(Source material)
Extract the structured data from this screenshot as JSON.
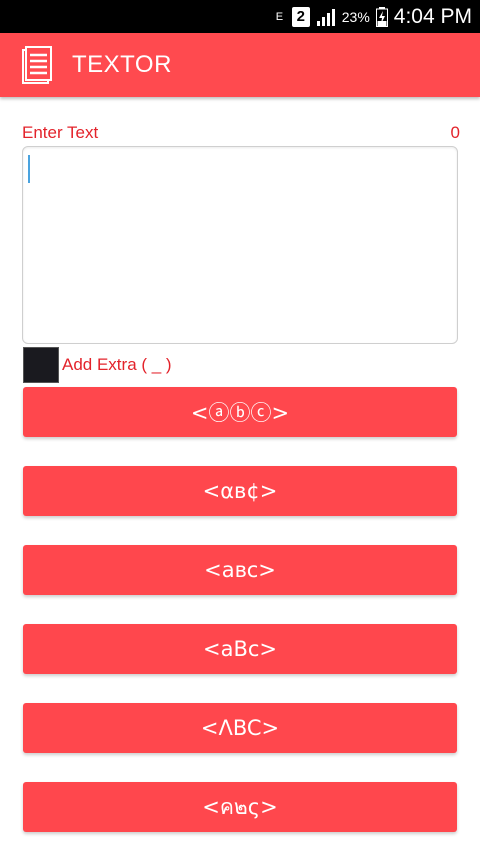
{
  "status_bar": {
    "network_letter": "E",
    "sim_slot": "2",
    "battery_percent": "23%",
    "time": "4:04 PM"
  },
  "app_bar": {
    "title": "TEXTOR",
    "icon": "document-icon",
    "background": "#ff4a4f"
  },
  "input": {
    "label": "Enter Text",
    "char_count": "0",
    "value": ""
  },
  "extra_option": {
    "label": "Add Extra ( _ )",
    "checked": false
  },
  "style_buttons": [
    {
      "label": "<ⓐⓑⓒ>"
    },
    {
      "label": "<αв¢>"
    },
    {
      "label": "<aʙᴄ>"
    },
    {
      "label": "<aBc>"
    },
    {
      "label": "<ΛBC>"
    },
    {
      "label": "<ค๒ς>"
    }
  ],
  "colors": {
    "accent": "#ff474d",
    "label_text": "#e3232b"
  }
}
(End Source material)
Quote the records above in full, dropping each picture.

### Result of this task
Extract the structured data from this screenshot as JSON.
{
  "status_bar": {
    "network_letter": "E",
    "sim_slot": "2",
    "battery_percent": "23%",
    "time": "4:04 PM"
  },
  "app_bar": {
    "title": "TEXTOR",
    "icon": "document-icon",
    "background": "#ff4a4f"
  },
  "input": {
    "label": "Enter Text",
    "char_count": "0",
    "value": ""
  },
  "extra_option": {
    "label": "Add Extra ( _ )",
    "checked": false
  },
  "style_buttons": [
    {
      "label": "<ⓐⓑⓒ>"
    },
    {
      "label": "<αв¢>"
    },
    {
      "label": "<aʙᴄ>"
    },
    {
      "label": "<aBc>"
    },
    {
      "label": "<ΛBC>"
    },
    {
      "label": "<ค๒ς>"
    }
  ],
  "colors": {
    "accent": "#ff474d",
    "label_text": "#e3232b"
  }
}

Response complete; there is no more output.